Anyone who is an avid runner knows it’s an intense love affair. Depending on the day, your answer to the question of how much you love to run may bounce back and forth between something about a runner’s high to an all-out “what are you crazy? Love it? It’s the bane of my existence!”
But regardless of where you currently land on this runner’s spectrum, it’s important we take note of something called runner’s burnout. Now, burnout shouldn’t be confused with overtraining. You can fix the latter by taking a few days off, getting proper nutrition, and recalibrating. Runner’s burnout, on the other hand, is something a bit more pernicious and something that should definitely be addressed.
What Causes Burnout?
For some, burnout comes because of a runner’s tendencies to want to always take action (we call this a Type A personality). Constantly sticking to a strict regimen, denying dinner plans with friends because of a strict diet and early morning routine, and so on can really begin to take a toll on you — especially when you’re attacking this with that Type A mentality. And while all of these things are absolutely vital when your goal is to run 26.2 miles or more, having a bit of fun from time to time can actually do wonders for your well-being, which can do wonders for your running. Runner and author, Matt Fitzgerald, talks about the importance of loosening up a bit and having fun in training. This can help release performance pressure because, no matter the outcome, you can look back and know the training was worth it, regardless of where you place in the race.
Switch Up Training
If you really hate the idea of taking a few days off, it can prove beneficial to switch up your training routine a bit. Maybe you don’t want to take a whole week off, but that doesn’t mean you have to run everyday. Try cross training and give your legs a rest. One of the biggest mistakes a runner can make is not getting proper rest (and more often than not it’s refusing to get proper rest).
Switching up your training can also be really fun, as it gives you some time to explore a few workouts you may not have before.
Another thing to remember is that runner’s burnout – while it’s definitely something you need to address – is normal.
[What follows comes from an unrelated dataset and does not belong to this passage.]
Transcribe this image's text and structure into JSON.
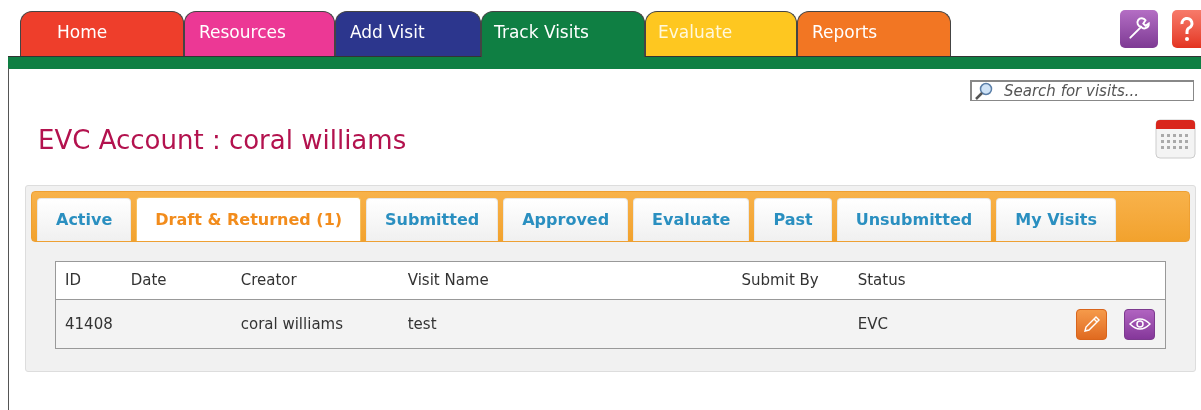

If you’re training hard for 18 weeks (or more) then you’re bound to have moments of doubt. The important thing is to focus on giving yourself the needed rest, treatment, and self care. Just as burnout can affect your performance within a business setting, it can also have grave effects on your training and overall performance when the race comes. Let your workouts be something that make you a better, more fulfilled person — not the other way around.
While this list is far from exhaustive, I hope this article helps you take some time to take care for yourself before the burnout takes hold or increases.